■ **TRY IT**: Pull out all lines from the listing below in which the word "button" appears.

■ **GIVEN RECORDS**:
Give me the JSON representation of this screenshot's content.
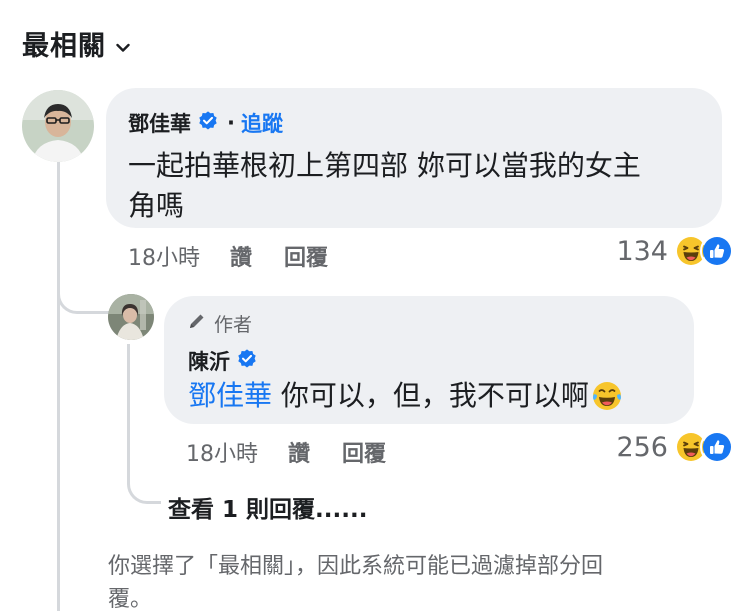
{
  "sort": {
    "label": "最相關",
    "icon": "chevron-down-icon"
  },
  "comment": {
    "author": "鄧佳華",
    "verified_icon": "verified-badge-icon",
    "separator": "·",
    "follow_label": "追蹤",
    "text_line1": "一起拍華根初上第四部 妳可以當我的女主",
    "text_line2": "角嗎",
    "time": "18小時",
    "like_label": "讚",
    "reply_label": "回覆",
    "reaction_count": "134",
    "reaction_icons": [
      "haha-icon",
      "like-icon"
    ]
  },
  "reply": {
    "author_tag": "作者",
    "author_tag_icon": "pen-icon",
    "author": "陳沂",
    "verified_icon": "verified-badge-icon",
    "mention": "鄧佳華",
    "text": " 你可以，但，我不可以啊",
    "emoji": "tears-of-joy-emoji",
    "time": "18小時",
    "like_label": "讚",
    "reply_label": "回覆",
    "reaction_count": "256",
    "reaction_icons": [
      "haha-icon",
      "like-icon"
    ]
  },
  "view_more": "查看 1 則回覆......",
  "notice": {
    "line1": "你選擇了「最相關」，因此系統可能已過濾掉部分回",
    "line2": "覆。"
  },
  "colors": {
    "accent": "#1877f2",
    "bubble": "#eef0f3",
    "secondary_text": "#65676b",
    "thread_line": "#d5d8dc"
  }
}
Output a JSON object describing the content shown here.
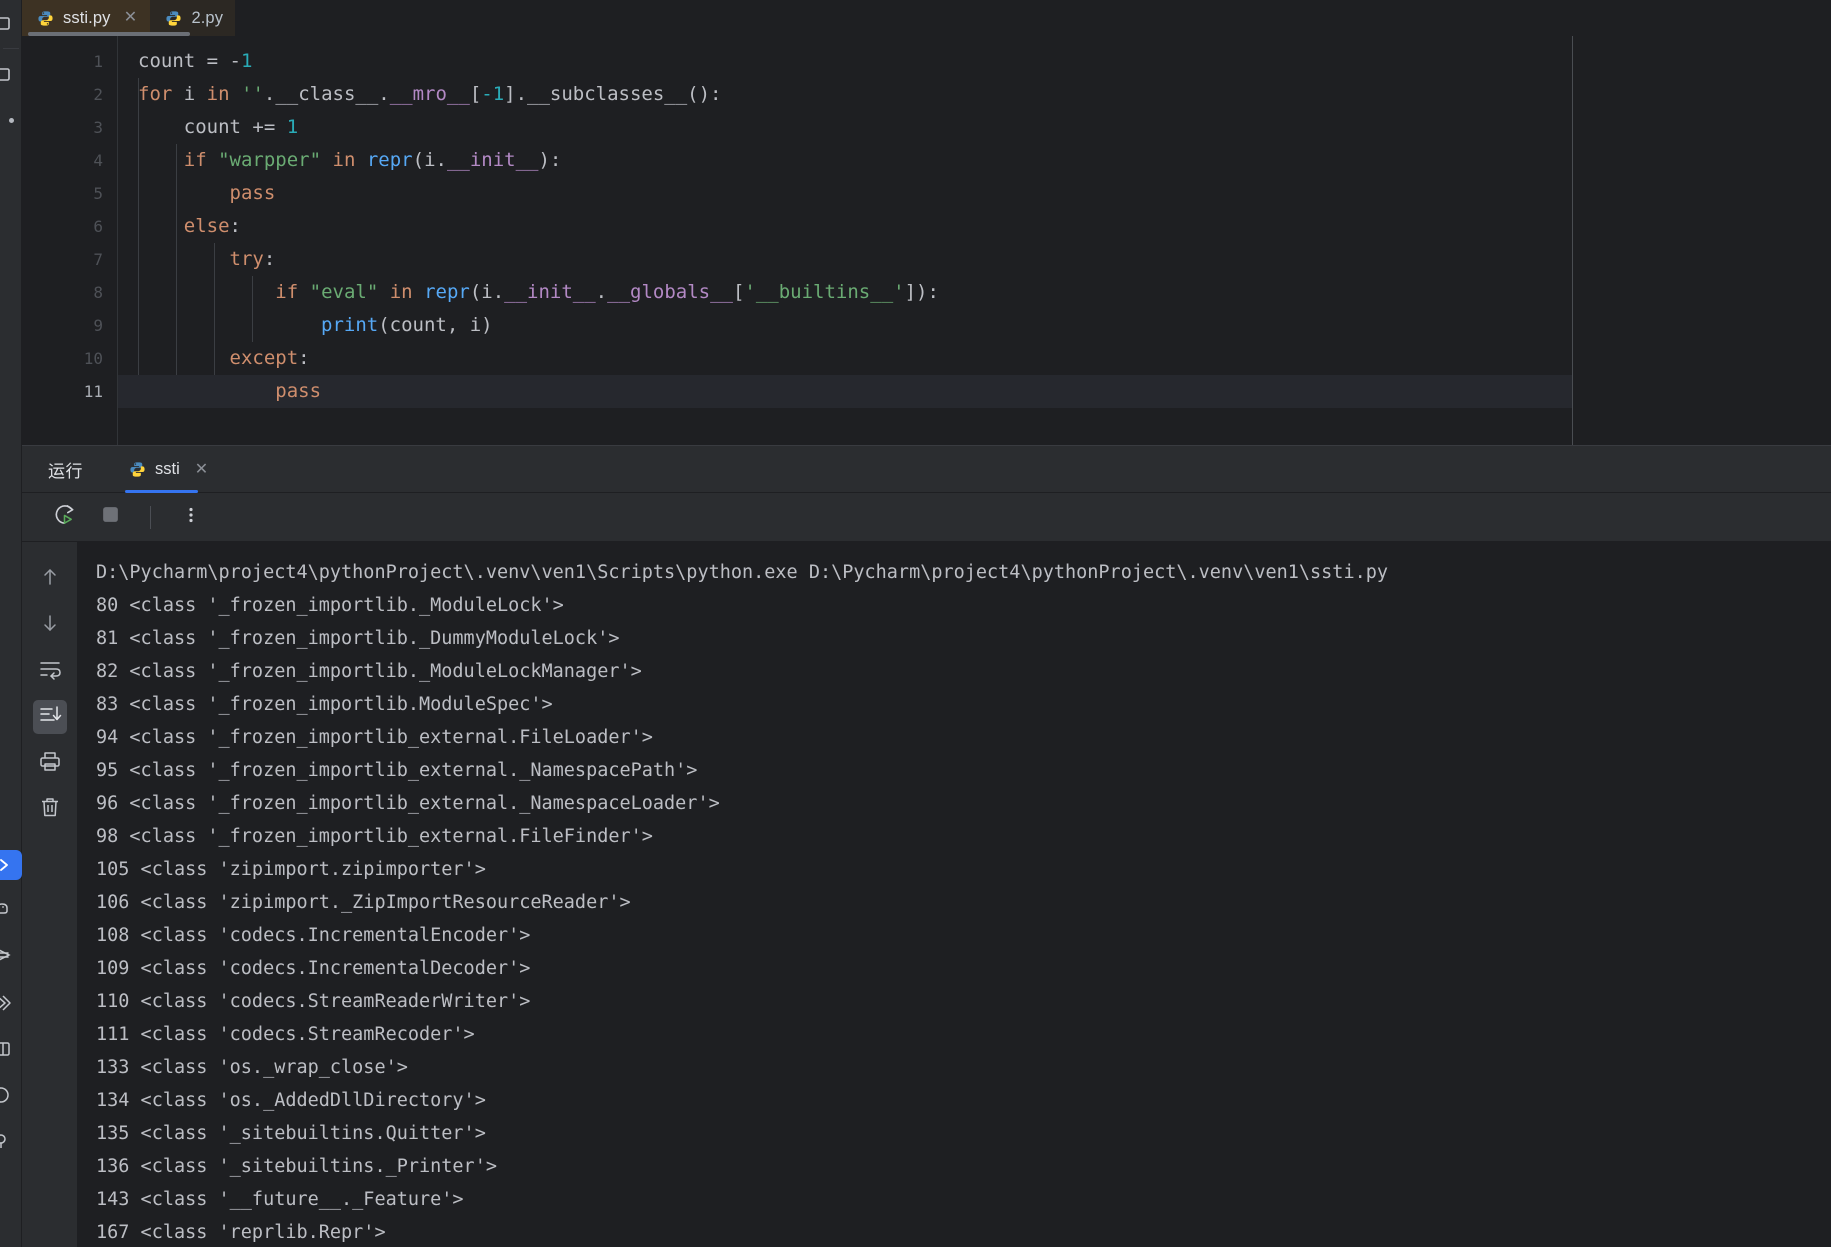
{
  "theme": {
    "bg": "#1e1f22",
    "panel_bg": "#2b2d30",
    "accent": "#3574f0",
    "active_tab_bg": "#3d3223",
    "text": "#bcbec4",
    "line_number": "#4e5157",
    "keyword": "#cf8e6d",
    "string": "#6aab73",
    "number": "#2aacb8",
    "dunder": "#b389c5",
    "function": "#56a8f5"
  },
  "left_rail": {
    "top_items": [
      {
        "name": "project-tool-window",
        "icon": "window-panel-icon"
      },
      {
        "name": "commit-tool-window",
        "icon": "window-panel-icon"
      },
      {
        "name": "bookmarks-tool-window",
        "icon": "dot-icon"
      }
    ],
    "bottom_items": [
      {
        "name": "run-tool-window",
        "icon": "run-chevron-icon",
        "active": true
      },
      {
        "name": "python-packages",
        "icon": "python-icon"
      },
      {
        "name": "terminal",
        "icon": "terminal-stack-icon"
      },
      {
        "name": "python-console",
        "icon": "chevron-console-icon"
      },
      {
        "name": "problems",
        "icon": "panel-square-icon"
      },
      {
        "name": "profiler",
        "icon": "circle-icon"
      },
      {
        "name": "services",
        "icon": "services-icon"
      }
    ]
  },
  "editor": {
    "tabs": [
      {
        "label": "ssti.py",
        "icon": "python-file-icon",
        "active": true,
        "closable": true
      },
      {
        "label": "2.py",
        "icon": "python-file-icon",
        "active": false,
        "closable": false
      }
    ],
    "current_line": 11,
    "line_numbers": [
      1,
      2,
      3,
      4,
      5,
      6,
      7,
      8,
      9,
      10,
      11
    ],
    "lines": [
      {
        "n": 1,
        "tokens": [
          {
            "t": "count ",
            "c": "p"
          },
          {
            "t": "= ",
            "c": "p"
          },
          {
            "t": "-",
            "c": "p"
          },
          {
            "t": "1",
            "c": "n"
          }
        ]
      },
      {
        "n": 2,
        "tokens": [
          {
            "t": "for",
            "c": "k"
          },
          {
            "t": " i ",
            "c": "p"
          },
          {
            "t": "in",
            "c": "k"
          },
          {
            "t": " ",
            "c": "p"
          },
          {
            "t": "''",
            "c": "s"
          },
          {
            "t": ".__class__.",
            "c": "p"
          },
          {
            "t": "__mro__",
            "c": "d"
          },
          {
            "t": "[",
            "c": "p"
          },
          {
            "t": "-1",
            "c": "n"
          },
          {
            "t": "].__subclasses__():",
            "c": "p"
          }
        ]
      },
      {
        "n": 3,
        "tokens": [
          {
            "t": "    count += ",
            "c": "p"
          },
          {
            "t": "1",
            "c": "n"
          }
        ]
      },
      {
        "n": 4,
        "tokens": [
          {
            "t": "    ",
            "c": "p"
          },
          {
            "t": "if",
            "c": "k"
          },
          {
            "t": " ",
            "c": "p"
          },
          {
            "t": "\"warpper\"",
            "c": "s"
          },
          {
            "t": " ",
            "c": "p"
          },
          {
            "t": "in",
            "c": "k"
          },
          {
            "t": " ",
            "c": "p"
          },
          {
            "t": "repr",
            "c": "f"
          },
          {
            "t": "(i.",
            "c": "p"
          },
          {
            "t": "__init__",
            "c": "d"
          },
          {
            "t": "):",
            "c": "p"
          }
        ]
      },
      {
        "n": 5,
        "tokens": [
          {
            "t": "        ",
            "c": "p"
          },
          {
            "t": "pass",
            "c": "k"
          }
        ]
      },
      {
        "n": 6,
        "tokens": [
          {
            "t": "    ",
            "c": "p"
          },
          {
            "t": "else",
            "c": "k"
          },
          {
            "t": ":",
            "c": "p"
          }
        ]
      },
      {
        "n": 7,
        "tokens": [
          {
            "t": "        ",
            "c": "p"
          },
          {
            "t": "try",
            "c": "k"
          },
          {
            "t": ":",
            "c": "p"
          }
        ]
      },
      {
        "n": 8,
        "tokens": [
          {
            "t": "            ",
            "c": "p"
          },
          {
            "t": "if",
            "c": "k"
          },
          {
            "t": " ",
            "c": "p"
          },
          {
            "t": "\"eval\"",
            "c": "s"
          },
          {
            "t": " ",
            "c": "p"
          },
          {
            "t": "in",
            "c": "k"
          },
          {
            "t": " ",
            "c": "p"
          },
          {
            "t": "repr",
            "c": "f"
          },
          {
            "t": "(i.",
            "c": "p"
          },
          {
            "t": "__init__",
            "c": "d"
          },
          {
            "t": ".",
            "c": "p"
          },
          {
            "t": "__globals__",
            "c": "d"
          },
          {
            "t": "[",
            "c": "p"
          },
          {
            "t": "'__builtins__'",
            "c": "s"
          },
          {
            "t": "]):",
            "c": "p"
          }
        ]
      },
      {
        "n": 9,
        "tokens": [
          {
            "t": "                ",
            "c": "p"
          },
          {
            "t": "print",
            "c": "f"
          },
          {
            "t": "(count, i)",
            "c": "p"
          }
        ]
      },
      {
        "n": 10,
        "tokens": [
          {
            "t": "        ",
            "c": "p"
          },
          {
            "t": "except",
            "c": "k"
          },
          {
            "t": ":",
            "c": "p"
          }
        ]
      },
      {
        "n": 11,
        "tokens": [
          {
            "t": "            ",
            "c": "p"
          },
          {
            "t": "pass",
            "c": "k"
          }
        ]
      }
    ],
    "plain_text": [
      "count = -1",
      "for i in ''.__class__.__mro__[-1].__subclasses__():",
      "    count += 1",
      "    if \"warpper\" in repr(i.__init__):",
      "        pass",
      "    else:",
      "        try:",
      "            if \"eval\" in repr(i.__init__.__globals__['__builtins__']):",
      "                print(count, i)",
      "        except:",
      "            pass"
    ]
  },
  "run_window": {
    "title": "运行",
    "tab": {
      "label": "ssti",
      "icon": "python-config-icon",
      "closable": true,
      "active": true
    },
    "toolbar": [
      {
        "name": "rerun-button",
        "icon": "rerun-icon",
        "tooltip": "Rerun"
      },
      {
        "name": "stop-button",
        "icon": "stop-icon",
        "tooltip": "Stop"
      },
      {
        "name": "more-options-button",
        "icon": "vertical-dots-icon",
        "tooltip": "More"
      }
    ],
    "console_rail": [
      {
        "name": "previous-occurrence-button",
        "icon": "arrow-up-icon",
        "selected": false
      },
      {
        "name": "next-occurrence-button",
        "icon": "arrow-down-icon",
        "selected": false
      },
      {
        "name": "soft-wrap-button",
        "icon": "soft-wrap-icon",
        "selected": false
      },
      {
        "name": "scroll-to-end-button",
        "icon": "scroll-to-end-icon",
        "selected": true
      },
      {
        "name": "print-button",
        "icon": "printer-icon",
        "selected": false
      },
      {
        "name": "clear-all-button",
        "icon": "trash-icon",
        "selected": false
      }
    ],
    "console_output": [
      "D:\\Pycharm\\project4\\pythonProject\\.venv\\ven1\\Scripts\\python.exe D:\\Pycharm\\project4\\pythonProject\\.venv\\ven1\\ssti.py",
      "80 <class '_frozen_importlib._ModuleLock'>",
      "81 <class '_frozen_importlib._DummyModuleLock'>",
      "82 <class '_frozen_importlib._ModuleLockManager'>",
      "83 <class '_frozen_importlib.ModuleSpec'>",
      "94 <class '_frozen_importlib_external.FileLoader'>",
      "95 <class '_frozen_importlib_external._NamespacePath'>",
      "96 <class '_frozen_importlib_external._NamespaceLoader'>",
      "98 <class '_frozen_importlib_external.FileFinder'>",
      "105 <class 'zipimport.zipimporter'>",
      "106 <class 'zipimport._ZipImportResourceReader'>",
      "108 <class 'codecs.IncrementalEncoder'>",
      "109 <class 'codecs.IncrementalDecoder'>",
      "110 <class 'codecs.StreamReaderWriter'>",
      "111 <class 'codecs.StreamRecoder'>",
      "133 <class 'os._wrap_close'>",
      "134 <class 'os._AddedDllDirectory'>",
      "135 <class '_sitebuiltins.Quitter'>",
      "136 <class '_sitebuiltins._Printer'>",
      "143 <class '__future__._Feature'>",
      "167 <class 'reprlib.Repr'>"
    ]
  }
}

■ **ANSWER**:
        "name": "rerun-button",
        "name": "stop-button",
        "name": "more-options-button",
        "name": "previous-occurrence-button",
        "name": "next-occurrence-button",
        "name": "soft-wrap-button",
        "name": "scroll-to-end-button",
        "name": "print-button",
        "name": "clear-all-button",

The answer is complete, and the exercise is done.